A few days before his death, he had asked Sir John Hawkins, as one of his executors, where he should be buried; and on being answered, “Doubtless, in Westminster-Abbey," seemed to feel a satisfaction, very natural to a poet; and indeed in my opinion very natural to every man of any imagination, who has no family sepulchre in which he can be laid with his fathers. Accordingly, upon Mon- Hawk. day, December 20, his remains, [enclosed in a leaden P. 564. coffin,] were deposited in that noble and renowned edifice, [in the south transept, near the foot of Shak
1 (Mr. Windham bought Markland's Statius, and wrote in the first page, 6 Fuit e libris clarissimi Samuelis Johnson.” It now, by the favour of Mr. Jesse, who bought it at Mr. Windham's sale, belongs to the editor.ED.]
speare's monument, and close to the coffin of his friend Garrick;] and over his grave was placed a large blue flag-stone, with this inscription:
“SAMUEL Johnson, LL.D.
M. DCC. LXXXIV.
His funeral was attended by a respectable number of his friends, particularly such of the members of The Literary Club as were in town; and was also honoured with the presence of several of the Reverend Chapter of Westminster". Mr. Burke, Sir Joseph Banks, Mr. Windham, Mr. Langton, Sir Charles Bunbury, and Mr. Colman, bore his pall. His school-fellow, Dr. Taylor, performed the mournful office of reading the burial service.
I trust I shall not be accused of affectation, when I declare, that I find myself unable to express all that I felt upon the loss of such a “guide, philosopher, and friend .” I shall, therefore, not say one
1 [“ It must be told, that a dissatisfaction was expressed in the public papers that he was not buried with all possible funeral rites and honours. In all processions and solemnities something will be forgotten or omitted. Here no disrespect was intended. The executors did not think themselves justified in doing more than they did ; for only a little cathedral service, accompanied with lights and music, would have raised the price of interment. In this matter fees ran high ; they could not be excused; and the expenses were to be paid from the property of the deceased. His funeral expenses amounted to more than two hundred pounds.
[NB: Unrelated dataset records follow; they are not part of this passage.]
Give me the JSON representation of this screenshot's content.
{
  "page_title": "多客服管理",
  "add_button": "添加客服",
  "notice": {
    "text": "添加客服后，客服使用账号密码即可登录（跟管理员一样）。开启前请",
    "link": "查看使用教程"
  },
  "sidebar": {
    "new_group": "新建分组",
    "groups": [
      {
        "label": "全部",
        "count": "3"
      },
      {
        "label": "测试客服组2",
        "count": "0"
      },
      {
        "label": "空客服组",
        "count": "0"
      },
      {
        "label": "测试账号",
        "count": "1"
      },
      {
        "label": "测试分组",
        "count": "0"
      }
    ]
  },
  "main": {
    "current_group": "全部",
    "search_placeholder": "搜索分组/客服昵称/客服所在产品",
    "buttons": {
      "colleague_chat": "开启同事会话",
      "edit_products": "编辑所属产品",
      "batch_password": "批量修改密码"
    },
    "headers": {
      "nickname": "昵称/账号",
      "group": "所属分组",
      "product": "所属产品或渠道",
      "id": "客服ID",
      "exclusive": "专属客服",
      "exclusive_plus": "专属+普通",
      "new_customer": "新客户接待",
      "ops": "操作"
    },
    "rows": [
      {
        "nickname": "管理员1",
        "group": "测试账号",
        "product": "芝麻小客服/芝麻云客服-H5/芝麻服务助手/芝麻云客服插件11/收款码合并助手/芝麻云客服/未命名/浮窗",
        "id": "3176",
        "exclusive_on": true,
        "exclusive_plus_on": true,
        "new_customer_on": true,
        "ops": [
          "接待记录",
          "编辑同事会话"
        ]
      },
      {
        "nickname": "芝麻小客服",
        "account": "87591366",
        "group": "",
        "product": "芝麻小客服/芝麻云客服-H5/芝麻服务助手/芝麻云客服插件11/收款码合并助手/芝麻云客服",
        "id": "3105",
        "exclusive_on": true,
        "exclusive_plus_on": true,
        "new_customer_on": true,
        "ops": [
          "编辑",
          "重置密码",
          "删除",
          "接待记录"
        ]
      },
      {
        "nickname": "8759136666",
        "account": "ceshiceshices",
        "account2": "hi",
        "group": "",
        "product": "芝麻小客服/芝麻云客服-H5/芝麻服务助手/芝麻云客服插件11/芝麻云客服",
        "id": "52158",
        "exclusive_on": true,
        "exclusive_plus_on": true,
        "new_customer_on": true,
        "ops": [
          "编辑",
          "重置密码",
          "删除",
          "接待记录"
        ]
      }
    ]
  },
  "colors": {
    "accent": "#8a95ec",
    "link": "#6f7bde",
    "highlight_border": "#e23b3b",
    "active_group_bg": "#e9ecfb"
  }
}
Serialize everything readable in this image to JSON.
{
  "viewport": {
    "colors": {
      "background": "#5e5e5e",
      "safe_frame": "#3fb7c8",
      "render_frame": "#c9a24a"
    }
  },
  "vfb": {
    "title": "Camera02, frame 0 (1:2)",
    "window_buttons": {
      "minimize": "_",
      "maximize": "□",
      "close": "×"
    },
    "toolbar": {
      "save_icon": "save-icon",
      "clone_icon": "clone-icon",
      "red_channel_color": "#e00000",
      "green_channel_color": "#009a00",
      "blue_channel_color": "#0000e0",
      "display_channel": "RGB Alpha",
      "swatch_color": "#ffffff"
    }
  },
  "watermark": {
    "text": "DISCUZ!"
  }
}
Future monumental charges may be defrayed by the generosity of subscription.”—Gentleman's Magazine, 1785, p. 911, probably by Mr. Tyers.--Ed.]
. On the subject of Johnson I may adopt the words of Sir John Harrington, concerning his venerable tutor and diocesan, Dr. John Still, Bishop of Bath and Wells: “who hath given me some helps, more hopes, all encouragements in my best studies : to whom I never came but I grew more religious; from whom I never went, but I parted better instructed. Of him, therefore, my acquaintance, my friend, my instructor, if I speak much, it were not to be marvelled; if I speak frankly, it is not to be blamed ; and though I speak partially, it were to be pardoned.” -“ Nugæ Antiquæ," vol. i. p. 136. There is one circumstance in Sir John's character of Bishop Still, which is peculiarly applicable to Johnson: “He became so famous a disputer, that the learnedest were even afraid to dispute with him; and he, finding his own strength, could not stick to warn them in their arguments to take heed to their answers, like a perfect fencer that will tell aforehand in which button he will give the venew, or like a cunning chess-player that will appoint aforehand with which pawn and in what place he will give the mate.” Ibid. -BosWELL.